**Your objective:** Give each line of the records again exactly and omit every picture.

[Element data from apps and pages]

╔══

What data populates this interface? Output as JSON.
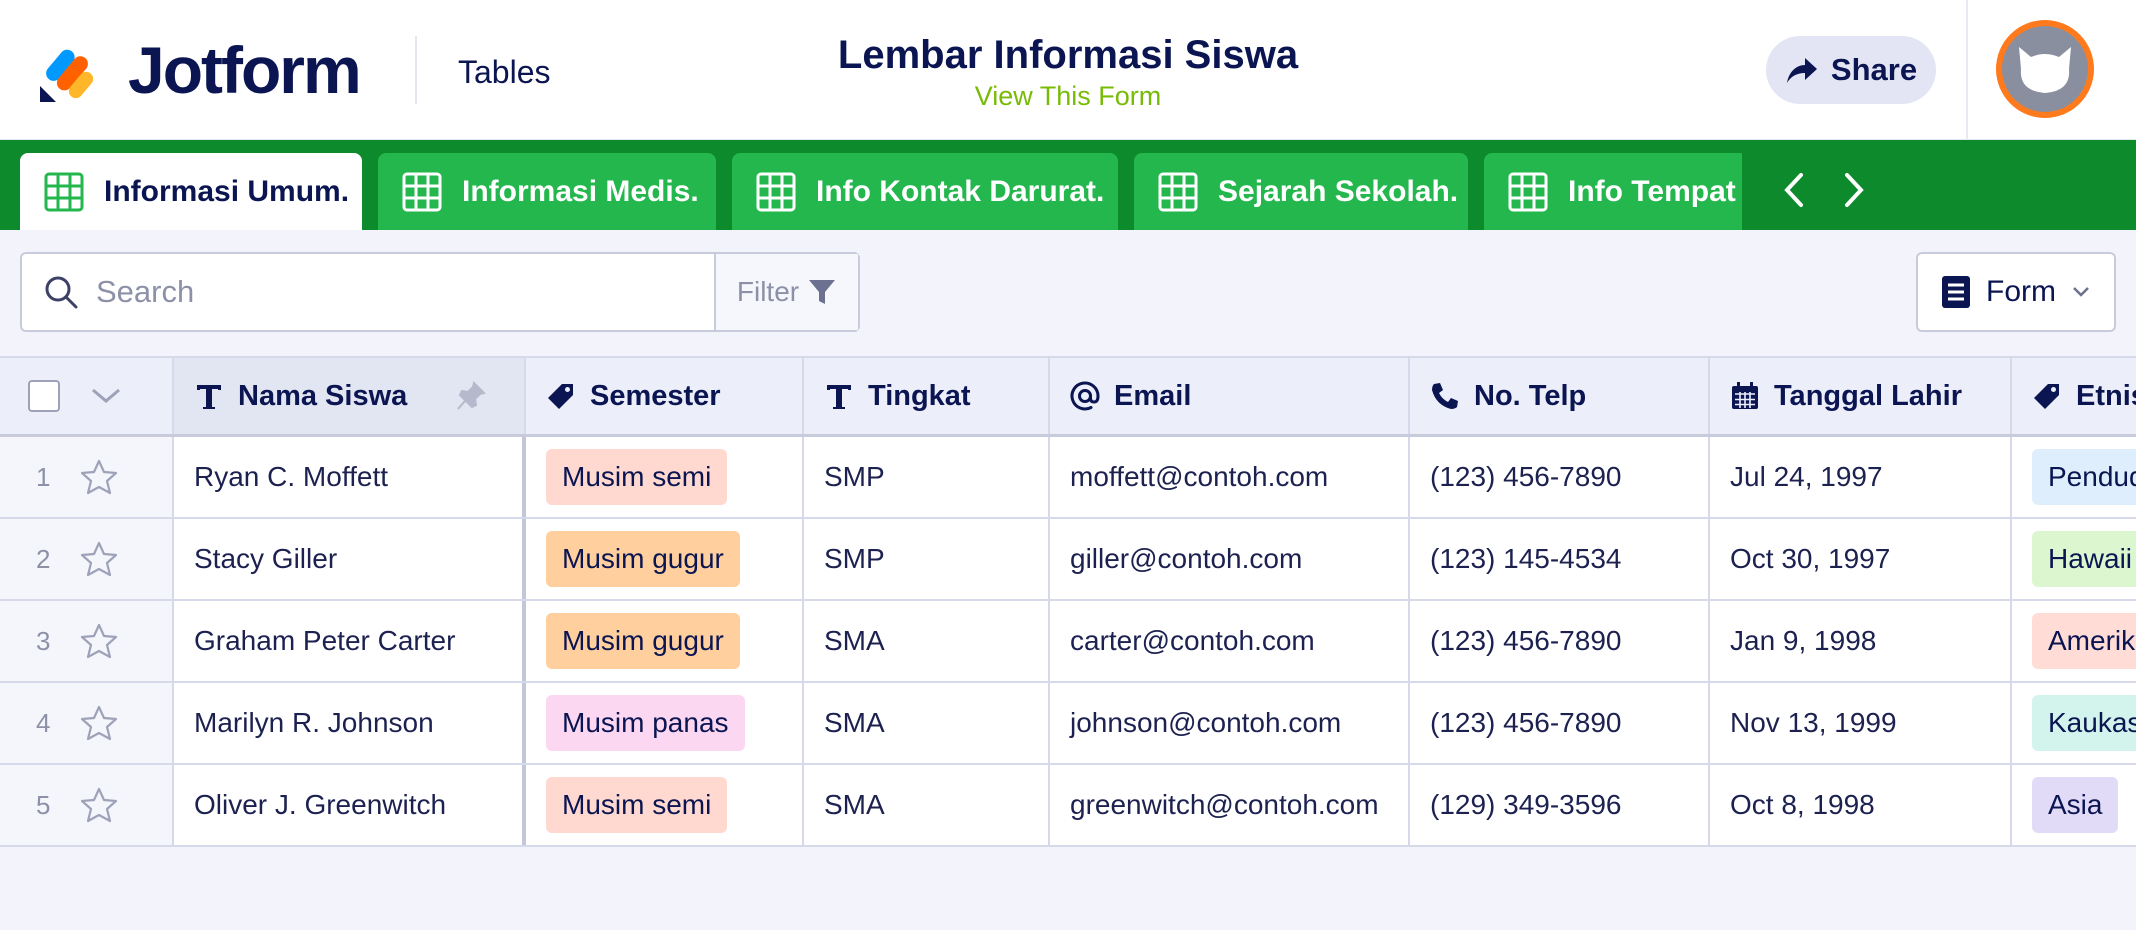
{
  "header": {
    "logo_text": "Jotform",
    "section_label": "Tables",
    "form_title": "Lembar Informasi Siswa",
    "form_link": "View This Form",
    "share_label": "Share"
  },
  "tabs": [
    {
      "label": "Informasi Umum.",
      "active": true
    },
    {
      "label": "Informasi Medis.",
      "active": false
    },
    {
      "label": "Info Kontak Darurat.",
      "active": false
    },
    {
      "label": "Sejarah Sekolah.",
      "active": false
    },
    {
      "label": "Info Tempat Tinggal.",
      "active": false
    }
  ],
  "toolbar": {
    "search_placeholder": "Search",
    "filter_label": "Filter",
    "view_label": "Form"
  },
  "columns": [
    "Nama Siswa",
    "Semester",
    "Tingkat",
    "Email",
    "No. Telp",
    "Tanggal Lahir",
    "Etnisitas"
  ],
  "rows": [
    {
      "num": "1",
      "name": "Ryan C. Moffett",
      "semester": "Musim semi",
      "tingkat": "SMP",
      "email": "moffett@contoh.com",
      "phone": "(123) 456-7890",
      "dob": "Jul 24, 1997",
      "etnis": "Penduduk Asli"
    },
    {
      "num": "2",
      "name": "Stacy Giller",
      "semester": "Musim gugur",
      "tingkat": "SMP",
      "email": "giller@contoh.com",
      "phone": "(123) 145-4534",
      "dob": "Oct 30, 1997",
      "etnis": "Hawaii"
    },
    {
      "num": "3",
      "name": "Graham Peter Carter",
      "semester": "Musim gugur",
      "tingkat": "SMA",
      "email": "carter@contoh.com",
      "phone": "(123) 456-7890",
      "dob": "Jan 9, 1998",
      "etnis": "Amerika"
    },
    {
      "num": "4",
      "name": "Marilyn R. Johnson",
      "semester": "Musim panas",
      "tingkat": "SMA",
      "email": "johnson@contoh.com",
      "phone": "(123) 456-7890",
      "dob": "Nov 13, 1999",
      "etnis": "Kaukasia"
    },
    {
      "num": "5",
      "name": "Oliver J. Greenwitch",
      "semester": "Musim semi",
      "tingkat": "SMA",
      "email": "greenwitch@contoh.com",
      "phone": "(129) 349-3596",
      "dob": "Oct 8, 1998",
      "etnis": "Asia"
    }
  ],
  "colors": {
    "brand_navy": "#0a1551",
    "tab_bar": "#0d8a2c",
    "tab": "#23b74d",
    "link_green": "#78bb07",
    "tag_musim_semi": "#ffd9d0",
    "tag_musim_gugur": "#ffcf9e",
    "tag_musim_panas": "#fbd7f1",
    "tag_penduduk_asli": "#dfeefc",
    "tag_hawaii": "#dcf6cf",
    "tag_amerika": "#ffdcd6",
    "tag_kaukasia": "#d2f4ec",
    "tag_asia": "#e2dbf8"
  },
  "icons": {
    "logo": "jotform-pencil-logo",
    "share": "share-arrow-icon",
    "tab": "grid-table-icon",
    "search": "search-icon",
    "filter": "funnel-icon",
    "view": "form-list-icon",
    "text_col": "text-t-icon",
    "tag_col": "tag-icon",
    "email_col": "at-icon",
    "phone_col": "phone-icon",
    "date_col": "calendar-icon",
    "row": "star-icon"
  }
}
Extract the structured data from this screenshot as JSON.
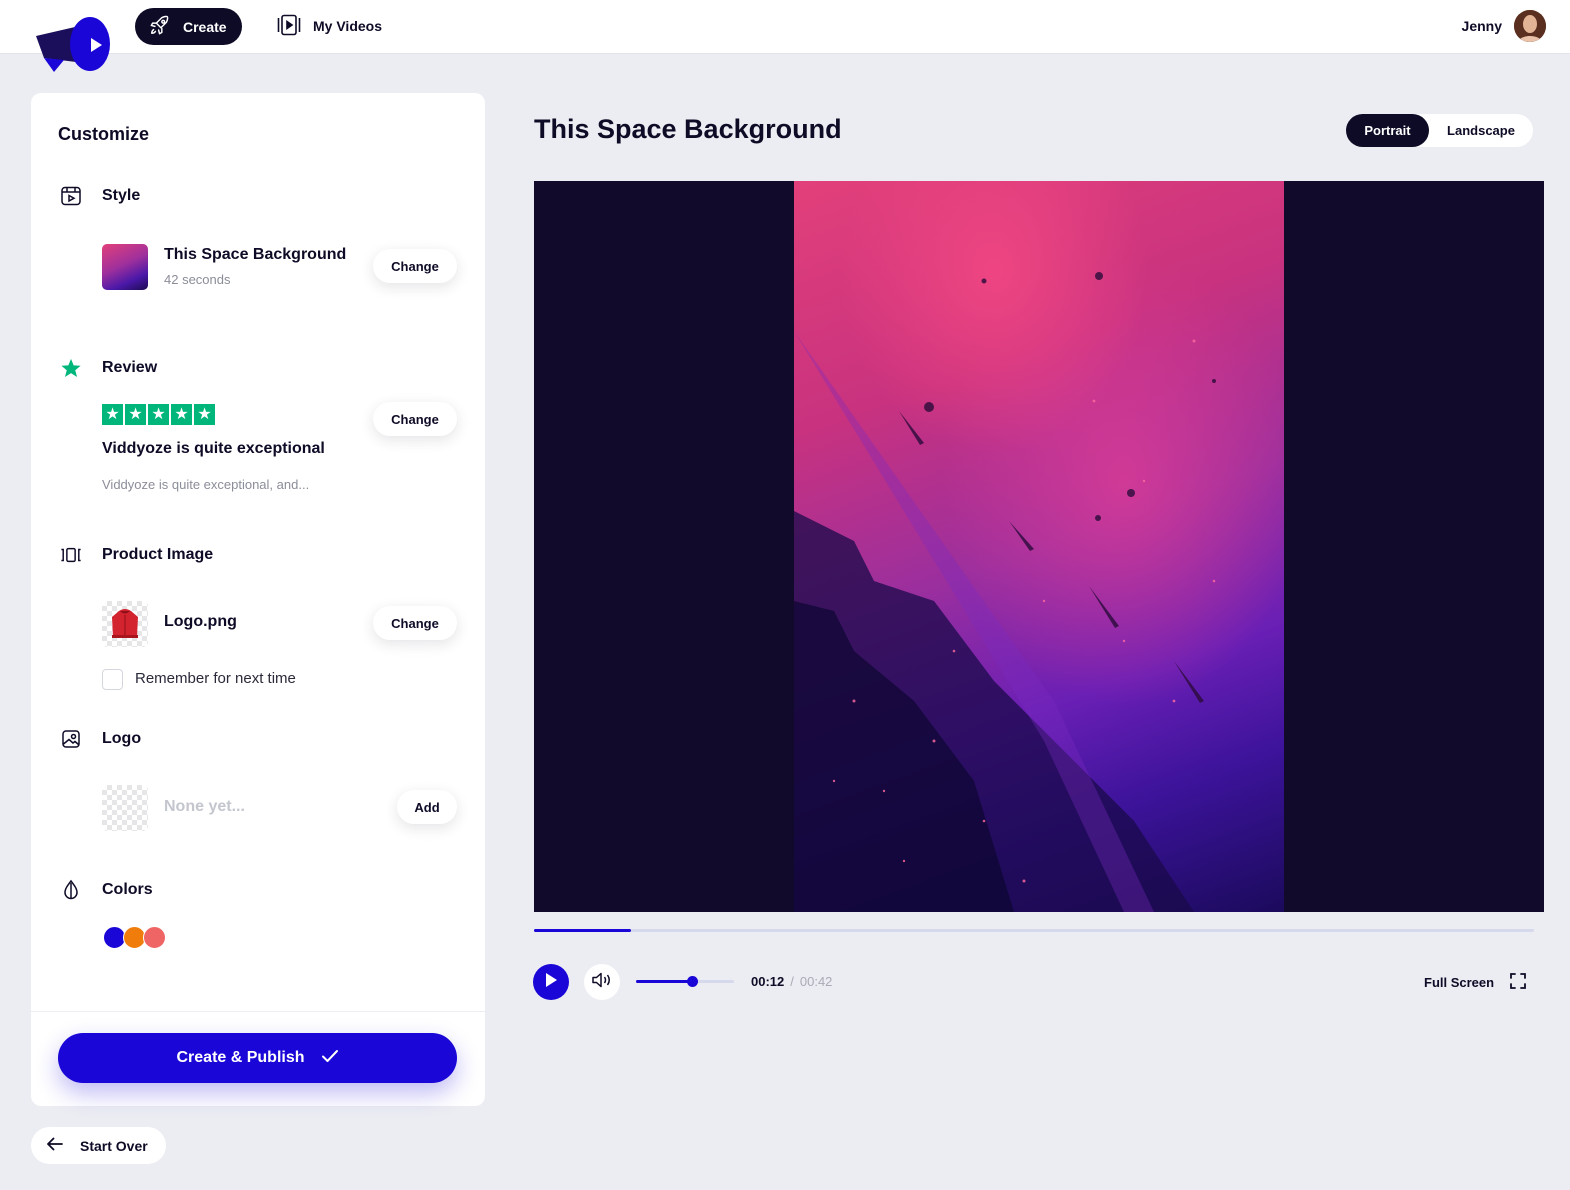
{
  "nav": {
    "create_label": "Create",
    "myvideos_label": "My Videos",
    "user_name": "Jenny"
  },
  "panel": {
    "title": "Customize",
    "style": {
      "heading": "Style",
      "name": "This Space Background",
      "duration": "42 seconds",
      "button": "Change"
    },
    "review": {
      "heading": "Review",
      "stars": 5,
      "title": "Viddyoze is quite exceptional",
      "excerpt": "Viddyoze is quite exceptional, and...",
      "button": "Change"
    },
    "product_image": {
      "heading": "Product Image",
      "file": "Logo.png",
      "button": "Change",
      "remember_label": "Remember for next time",
      "remember_checked": false
    },
    "logo": {
      "heading": "Logo",
      "placeholder": "None yet...",
      "button": "Add"
    },
    "colors": {
      "heading": "Colors",
      "swatches": [
        "#1a06d6",
        "#f07c0c",
        "#ef6464"
      ]
    },
    "publish_label": "Create & Publish",
    "start_over_label": "Start Over"
  },
  "preview": {
    "title": "This Space Background",
    "orientation_options": [
      "Portrait",
      "Landscape"
    ],
    "selected_orientation": "Portrait",
    "progress_fraction": 0.097,
    "volume_fraction": 0.57,
    "current_time": "00:12",
    "separator": "/",
    "total_time": "00:42",
    "fullscreen_label": "Full Screen"
  },
  "colors": {
    "accent": "#1a06d6",
    "dark": "#0d0b26",
    "trustpilot_green": "#00b67a"
  },
  "icons": [
    "rocket-icon",
    "video-library-icon",
    "style-icon",
    "star-icon",
    "product-image-icon",
    "logo-image-icon",
    "drop-icon",
    "check-icon",
    "arrow-left-icon",
    "play-icon",
    "speaker-icon",
    "fullscreen-icon"
  ]
}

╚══

**Exercise output:**
What data populates this interface? Output as JSON.
{
  "header": {
    "logo_text": "Jotform",
    "section_label": "Tables",
    "form_title": "Lembar Informasi Siswa",
    "form_link": "View This Form",
    "share_label": "Share"
  },
  "tabs": [
    {
      "label": "Informasi Umum.",
      "active": true
    },
    {
      "label": "Informasi Medis.",
      "active": false
    },
    {
      "label": "Info Kontak Darurat.",
      "active": false
    },
    {
      "label": "Sejarah Sekolah.",
      "active": false
    },
    {
      "label": "Info Tempat Tinggal.",
      "active": false
    }
  ],
  "toolbar": {
    "search_placeholder": "Search",
    "filter_label": "Filter",
    "view_label": "Form"
  },
  "columns": [
    "Nama Siswa",
    "Semester",
    "Tingkat",
    "Email",
    "No. Telp",
    "Tanggal Lahir",
    "Etnisitas"
  ],
  "rows": [
    {
      "num": "1",
      "name": "Ryan C. Moffett",
      "semester": "Musim semi",
      "tingkat": "SMP",
      "email": "moffett@contoh.com",
      "phone": "(123) 456-7890",
      "dob": "Jul 24, 1997",
      "etnis": "Penduduk Asli"
    },
    {
      "num": "2",
      "name": "Stacy Giller",
      "semester": "Musim gugur",
      "tingkat": "SMP",
      "email": "giller@contoh.com",
      "phone": "(123) 145-4534",
      "dob": "Oct 30, 1997",
      "etnis": "Hawaii"
    },
    {
      "num": "3",
      "name": "Graham Peter Carter",
      "semester": "Musim gugur",
      "tingkat": "SMA",
      "email": "carter@contoh.com",
      "phone": "(123) 456-7890",
      "dob": "Jan 9, 1998",
      "etnis": "Amerika"
    },
    {
      "num": "4",
      "name": "Marilyn R. Johnson",
      "semester": "Musim panas",
      "tingkat": "SMA",
      "email": "johnson@contoh.com",
      "phone": "(123) 456-7890",
      "dob": "Nov 13, 1999",
      "etnis": "Kaukasia"
    },
    {
      "num": "5",
      "name": "Oliver J. Greenwitch",
      "semester": "Musim semi",
      "tingkat": "SMA",
      "email": "greenwitch@contoh.com",
      "phone": "(129) 349-3596",
      "dob": "Oct 8, 1998",
      "etnis": "Asia"
    }
  ],
  "colors": {
    "brand_navy": "#0a1551",
    "tab_bar": "#0d8a2c",
    "tab": "#23b74d",
    "link_green": "#78bb07",
    "tag_musim_semi": "#ffd9d0",
    "tag_musim_gugur": "#ffcf9e",
    "tag_musim_panas": "#fbd7f1",
    "tag_penduduk_asli": "#dfeefc",
    "tag_hawaii": "#dcf6cf",
    "tag_amerika": "#ffdcd6",
    "tag_kaukasia": "#d2f4ec",
    "tag_asia": "#e2dbf8"
  },
  "icons": {
    "logo": "jotform-pencil-logo",
    "share": "share-arrow-icon",
    "tab": "grid-table-icon",
    "search": "search-icon",
    "filter": "funnel-icon",
    "view": "form-list-icon",
    "text_col": "text-t-icon",
    "tag_col": "tag-icon",
    "email_col": "at-icon",
    "phone_col": "phone-icon",
    "date_col": "calendar-icon",
    "row": "star-icon"
  }
}
Extract the structured data from this screenshot as JSON.
{
  "nav": {
    "create_label": "Create",
    "myvideos_label": "My Videos",
    "user_name": "Jenny"
  },
  "panel": {
    "title": "Customize",
    "style": {
      "heading": "Style",
      "name": "This Space Background",
      "duration": "42 seconds",
      "button": "Change"
    },
    "review": {
      "heading": "Review",
      "stars": 5,
      "title": "Viddyoze is quite exceptional",
      "excerpt": "Viddyoze is quite exceptional, and...",
      "button": "Change"
    },
    "product_image": {
      "heading": "Product Image",
      "file": "Logo.png",
      "button": "Change",
      "remember_label": "Remember for next time",
      "remember_checked": false
    },
    "logo": {
      "heading": "Logo",
      "placeholder": "None yet...",
      "button": "Add"
    },
    "colors": {
      "heading": "Colors",
      "swatches": [
        "#1a06d6",
        "#f07c0c",
        "#ef6464"
      ]
    },
    "publish_label": "Create & Publish",
    "start_over_label": "Start Over"
  },
  "preview": {
    "title": "This Space Background",
    "orientation_options": [
      "Portrait",
      "Landscape"
    ],
    "selected_orientation": "Portrait",
    "progress_fraction": 0.097,
    "volume_fraction": 0.57,
    "current_time": "00:12",
    "separator": "/",
    "total_time": "00:42",
    "fullscreen_label": "Full Screen"
  },
  "colors": {
    "accent": "#1a06d6",
    "dark": "#0d0b26",
    "trustpilot_green": "#00b67a"
  },
  "icons": [
    "rocket-icon",
    "video-library-icon",
    "style-icon",
    "star-icon",
    "product-image-icon",
    "logo-image-icon",
    "drop-icon",
    "check-icon",
    "arrow-left-icon",
    "play-icon",
    "speaker-icon",
    "fullscreen-icon"
  ]
}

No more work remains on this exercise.